Task statement >> Copy, from the data below, every line that has "Wear" in it.

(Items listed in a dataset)
┏━━
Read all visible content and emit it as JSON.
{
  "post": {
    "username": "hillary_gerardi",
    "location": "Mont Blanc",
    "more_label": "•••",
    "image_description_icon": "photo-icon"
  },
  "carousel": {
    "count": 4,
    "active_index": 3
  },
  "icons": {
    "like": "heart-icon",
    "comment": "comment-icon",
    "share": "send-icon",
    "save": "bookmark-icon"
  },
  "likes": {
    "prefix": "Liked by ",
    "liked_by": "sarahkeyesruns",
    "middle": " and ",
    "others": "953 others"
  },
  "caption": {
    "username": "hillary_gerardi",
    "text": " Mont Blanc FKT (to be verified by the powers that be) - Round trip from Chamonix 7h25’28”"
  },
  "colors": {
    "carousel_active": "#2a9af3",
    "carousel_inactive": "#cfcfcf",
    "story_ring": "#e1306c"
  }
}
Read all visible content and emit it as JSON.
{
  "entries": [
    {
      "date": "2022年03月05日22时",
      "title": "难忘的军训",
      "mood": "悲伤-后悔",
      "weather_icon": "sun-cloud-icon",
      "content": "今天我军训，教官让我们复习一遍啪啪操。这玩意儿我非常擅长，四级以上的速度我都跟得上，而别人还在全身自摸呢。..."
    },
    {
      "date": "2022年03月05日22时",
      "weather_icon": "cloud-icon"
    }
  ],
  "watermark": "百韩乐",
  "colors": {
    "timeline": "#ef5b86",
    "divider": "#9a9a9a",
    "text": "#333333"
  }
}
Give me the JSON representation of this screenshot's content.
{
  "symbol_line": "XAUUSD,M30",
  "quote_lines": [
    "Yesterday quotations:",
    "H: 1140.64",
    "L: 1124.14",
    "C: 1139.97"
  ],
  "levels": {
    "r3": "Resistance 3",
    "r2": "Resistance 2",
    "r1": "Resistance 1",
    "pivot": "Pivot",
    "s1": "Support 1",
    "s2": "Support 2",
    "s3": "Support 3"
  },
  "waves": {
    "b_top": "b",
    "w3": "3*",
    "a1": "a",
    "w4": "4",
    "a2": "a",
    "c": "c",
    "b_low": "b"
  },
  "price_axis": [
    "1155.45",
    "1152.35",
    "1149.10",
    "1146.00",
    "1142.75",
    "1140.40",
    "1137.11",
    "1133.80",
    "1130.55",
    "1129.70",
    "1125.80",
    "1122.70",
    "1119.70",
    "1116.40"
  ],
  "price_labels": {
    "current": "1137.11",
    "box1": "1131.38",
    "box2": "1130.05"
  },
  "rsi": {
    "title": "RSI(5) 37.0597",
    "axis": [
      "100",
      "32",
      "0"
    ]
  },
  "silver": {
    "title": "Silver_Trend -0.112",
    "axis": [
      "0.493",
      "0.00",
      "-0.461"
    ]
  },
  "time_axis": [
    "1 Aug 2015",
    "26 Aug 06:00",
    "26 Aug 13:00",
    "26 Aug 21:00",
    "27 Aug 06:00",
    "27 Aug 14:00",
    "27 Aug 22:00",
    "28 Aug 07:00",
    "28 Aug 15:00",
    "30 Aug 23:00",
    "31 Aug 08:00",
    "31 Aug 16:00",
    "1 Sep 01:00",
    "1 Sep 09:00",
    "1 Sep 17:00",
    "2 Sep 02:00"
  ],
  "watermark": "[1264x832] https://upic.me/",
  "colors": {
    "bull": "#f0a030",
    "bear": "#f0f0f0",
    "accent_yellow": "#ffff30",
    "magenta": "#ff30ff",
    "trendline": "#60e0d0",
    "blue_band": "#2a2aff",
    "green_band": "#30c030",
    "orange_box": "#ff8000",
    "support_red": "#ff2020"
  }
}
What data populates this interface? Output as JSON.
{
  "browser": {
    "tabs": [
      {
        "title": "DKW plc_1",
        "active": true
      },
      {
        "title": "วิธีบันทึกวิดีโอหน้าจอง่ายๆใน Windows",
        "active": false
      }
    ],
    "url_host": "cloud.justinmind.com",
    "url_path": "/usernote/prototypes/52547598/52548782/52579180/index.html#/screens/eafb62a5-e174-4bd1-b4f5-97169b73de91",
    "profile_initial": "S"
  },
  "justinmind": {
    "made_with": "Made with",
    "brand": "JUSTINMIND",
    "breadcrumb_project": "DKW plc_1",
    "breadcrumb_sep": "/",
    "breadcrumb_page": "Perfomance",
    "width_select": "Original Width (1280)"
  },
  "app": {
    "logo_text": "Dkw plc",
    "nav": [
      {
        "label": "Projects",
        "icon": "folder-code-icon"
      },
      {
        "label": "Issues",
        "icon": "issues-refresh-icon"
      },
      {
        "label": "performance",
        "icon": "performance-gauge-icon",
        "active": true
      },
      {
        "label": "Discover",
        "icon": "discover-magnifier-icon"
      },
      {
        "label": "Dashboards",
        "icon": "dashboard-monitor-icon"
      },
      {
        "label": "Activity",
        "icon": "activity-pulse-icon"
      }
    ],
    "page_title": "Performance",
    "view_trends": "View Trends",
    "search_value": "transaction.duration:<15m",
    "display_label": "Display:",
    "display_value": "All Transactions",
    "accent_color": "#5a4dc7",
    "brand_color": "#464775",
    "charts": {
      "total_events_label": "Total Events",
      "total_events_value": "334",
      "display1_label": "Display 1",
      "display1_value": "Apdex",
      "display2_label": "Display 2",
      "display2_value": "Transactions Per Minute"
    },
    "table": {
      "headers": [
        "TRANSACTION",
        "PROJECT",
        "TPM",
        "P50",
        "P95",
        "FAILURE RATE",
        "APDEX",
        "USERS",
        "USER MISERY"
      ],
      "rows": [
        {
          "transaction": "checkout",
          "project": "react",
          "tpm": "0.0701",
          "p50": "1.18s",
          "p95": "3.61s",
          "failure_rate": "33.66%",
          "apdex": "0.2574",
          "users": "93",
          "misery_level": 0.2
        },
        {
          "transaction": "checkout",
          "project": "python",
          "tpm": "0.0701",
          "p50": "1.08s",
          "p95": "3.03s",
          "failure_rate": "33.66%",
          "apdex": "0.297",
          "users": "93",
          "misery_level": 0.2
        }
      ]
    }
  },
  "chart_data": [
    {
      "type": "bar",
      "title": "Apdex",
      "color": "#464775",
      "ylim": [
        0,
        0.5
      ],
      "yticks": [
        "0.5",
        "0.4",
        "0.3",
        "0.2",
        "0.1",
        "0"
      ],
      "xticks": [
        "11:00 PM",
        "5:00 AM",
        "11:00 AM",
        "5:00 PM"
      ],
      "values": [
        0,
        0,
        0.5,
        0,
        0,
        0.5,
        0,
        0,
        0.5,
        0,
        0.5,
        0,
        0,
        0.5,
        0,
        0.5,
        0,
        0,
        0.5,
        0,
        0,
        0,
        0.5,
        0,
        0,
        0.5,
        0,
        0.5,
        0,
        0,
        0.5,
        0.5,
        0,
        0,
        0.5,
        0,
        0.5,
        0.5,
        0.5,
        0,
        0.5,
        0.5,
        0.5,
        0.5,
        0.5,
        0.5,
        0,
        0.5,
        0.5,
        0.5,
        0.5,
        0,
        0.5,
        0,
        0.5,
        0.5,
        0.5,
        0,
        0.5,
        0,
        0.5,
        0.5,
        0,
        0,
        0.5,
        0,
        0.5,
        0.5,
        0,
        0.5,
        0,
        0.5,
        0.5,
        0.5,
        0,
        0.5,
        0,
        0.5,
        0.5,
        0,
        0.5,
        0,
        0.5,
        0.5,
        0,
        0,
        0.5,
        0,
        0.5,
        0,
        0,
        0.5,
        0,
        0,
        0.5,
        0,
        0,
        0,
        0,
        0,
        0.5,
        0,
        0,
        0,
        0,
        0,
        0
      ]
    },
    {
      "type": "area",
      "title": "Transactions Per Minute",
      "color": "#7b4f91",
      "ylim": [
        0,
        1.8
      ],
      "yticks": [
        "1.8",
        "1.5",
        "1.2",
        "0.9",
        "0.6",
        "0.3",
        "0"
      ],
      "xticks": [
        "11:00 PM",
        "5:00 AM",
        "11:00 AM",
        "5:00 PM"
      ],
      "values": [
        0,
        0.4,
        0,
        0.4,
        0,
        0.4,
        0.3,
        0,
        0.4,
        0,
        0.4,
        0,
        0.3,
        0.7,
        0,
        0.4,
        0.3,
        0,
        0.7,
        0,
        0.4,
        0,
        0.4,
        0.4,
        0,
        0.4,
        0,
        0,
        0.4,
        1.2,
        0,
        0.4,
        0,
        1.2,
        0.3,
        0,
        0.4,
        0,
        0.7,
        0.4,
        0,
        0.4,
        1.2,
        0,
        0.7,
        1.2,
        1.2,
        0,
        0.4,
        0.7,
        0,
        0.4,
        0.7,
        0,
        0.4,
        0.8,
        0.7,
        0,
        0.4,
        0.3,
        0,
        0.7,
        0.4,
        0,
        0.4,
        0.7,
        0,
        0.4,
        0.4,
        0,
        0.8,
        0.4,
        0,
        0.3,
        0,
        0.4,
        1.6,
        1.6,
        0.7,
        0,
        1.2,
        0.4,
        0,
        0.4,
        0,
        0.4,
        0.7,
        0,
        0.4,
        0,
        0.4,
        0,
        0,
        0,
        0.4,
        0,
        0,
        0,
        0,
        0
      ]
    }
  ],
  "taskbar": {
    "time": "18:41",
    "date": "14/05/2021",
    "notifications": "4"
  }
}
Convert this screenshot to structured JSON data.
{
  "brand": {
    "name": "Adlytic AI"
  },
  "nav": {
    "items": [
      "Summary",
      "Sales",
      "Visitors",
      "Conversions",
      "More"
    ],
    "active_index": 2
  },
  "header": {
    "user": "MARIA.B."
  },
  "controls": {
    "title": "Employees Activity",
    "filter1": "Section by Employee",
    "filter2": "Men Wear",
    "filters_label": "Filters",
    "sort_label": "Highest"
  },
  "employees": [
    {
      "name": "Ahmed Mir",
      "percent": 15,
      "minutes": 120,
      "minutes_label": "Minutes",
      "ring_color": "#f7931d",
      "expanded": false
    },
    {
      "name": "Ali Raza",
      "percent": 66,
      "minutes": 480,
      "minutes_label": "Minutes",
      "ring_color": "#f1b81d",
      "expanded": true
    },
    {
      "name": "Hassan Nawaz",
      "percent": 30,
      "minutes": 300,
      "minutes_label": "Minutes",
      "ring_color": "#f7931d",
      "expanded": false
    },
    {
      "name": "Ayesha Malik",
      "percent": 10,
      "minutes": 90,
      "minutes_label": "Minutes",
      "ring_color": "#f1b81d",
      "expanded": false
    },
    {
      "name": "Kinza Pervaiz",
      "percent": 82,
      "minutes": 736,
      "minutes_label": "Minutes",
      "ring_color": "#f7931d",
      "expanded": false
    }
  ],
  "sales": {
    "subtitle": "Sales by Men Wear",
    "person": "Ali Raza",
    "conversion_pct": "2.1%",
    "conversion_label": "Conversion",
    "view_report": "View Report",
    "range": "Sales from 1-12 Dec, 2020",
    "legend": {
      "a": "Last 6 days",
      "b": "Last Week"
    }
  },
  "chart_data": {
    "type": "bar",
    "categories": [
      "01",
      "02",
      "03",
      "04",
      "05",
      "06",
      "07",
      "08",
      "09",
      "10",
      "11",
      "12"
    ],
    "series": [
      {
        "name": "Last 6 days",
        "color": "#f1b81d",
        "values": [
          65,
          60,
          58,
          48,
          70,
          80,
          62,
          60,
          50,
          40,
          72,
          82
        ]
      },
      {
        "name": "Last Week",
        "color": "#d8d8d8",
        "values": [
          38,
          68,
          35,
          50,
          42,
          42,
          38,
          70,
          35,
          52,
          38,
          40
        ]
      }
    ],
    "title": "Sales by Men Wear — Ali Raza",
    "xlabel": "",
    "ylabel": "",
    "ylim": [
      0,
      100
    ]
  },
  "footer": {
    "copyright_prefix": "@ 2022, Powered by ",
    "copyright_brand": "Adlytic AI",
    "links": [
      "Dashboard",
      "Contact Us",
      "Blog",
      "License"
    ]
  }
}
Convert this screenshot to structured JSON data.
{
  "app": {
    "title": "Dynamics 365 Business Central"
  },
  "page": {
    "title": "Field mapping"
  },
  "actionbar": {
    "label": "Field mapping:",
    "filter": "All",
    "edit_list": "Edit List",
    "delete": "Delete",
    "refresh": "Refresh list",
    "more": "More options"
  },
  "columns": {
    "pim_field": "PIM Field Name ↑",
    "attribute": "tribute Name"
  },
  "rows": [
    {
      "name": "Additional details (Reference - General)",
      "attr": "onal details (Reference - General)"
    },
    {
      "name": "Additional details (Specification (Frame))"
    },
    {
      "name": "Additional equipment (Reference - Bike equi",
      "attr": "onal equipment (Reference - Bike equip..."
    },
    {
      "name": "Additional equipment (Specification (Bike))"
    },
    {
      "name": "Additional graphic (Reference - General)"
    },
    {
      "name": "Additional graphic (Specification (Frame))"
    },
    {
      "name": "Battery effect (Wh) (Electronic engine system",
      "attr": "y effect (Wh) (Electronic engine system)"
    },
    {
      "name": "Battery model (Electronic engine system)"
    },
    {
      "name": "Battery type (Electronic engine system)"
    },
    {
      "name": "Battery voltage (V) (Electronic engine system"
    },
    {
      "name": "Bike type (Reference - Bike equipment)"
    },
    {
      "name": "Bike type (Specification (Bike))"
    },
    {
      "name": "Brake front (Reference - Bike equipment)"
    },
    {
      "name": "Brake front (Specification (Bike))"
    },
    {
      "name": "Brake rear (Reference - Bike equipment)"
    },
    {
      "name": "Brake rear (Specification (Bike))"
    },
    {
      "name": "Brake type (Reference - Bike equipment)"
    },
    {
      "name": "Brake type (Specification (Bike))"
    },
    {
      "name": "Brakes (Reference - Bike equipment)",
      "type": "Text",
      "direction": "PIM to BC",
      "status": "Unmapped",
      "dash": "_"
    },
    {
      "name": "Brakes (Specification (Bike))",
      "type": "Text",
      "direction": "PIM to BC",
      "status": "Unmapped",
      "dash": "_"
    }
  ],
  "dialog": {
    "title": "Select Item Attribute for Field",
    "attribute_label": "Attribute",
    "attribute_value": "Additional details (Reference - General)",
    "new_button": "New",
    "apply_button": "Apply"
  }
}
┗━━
Completed exercise >>
    "filter2": "Men Wear",
    "subtitle": "Sales by Men Wear",
    "title": "Sales by Men Wear — Ali Raza",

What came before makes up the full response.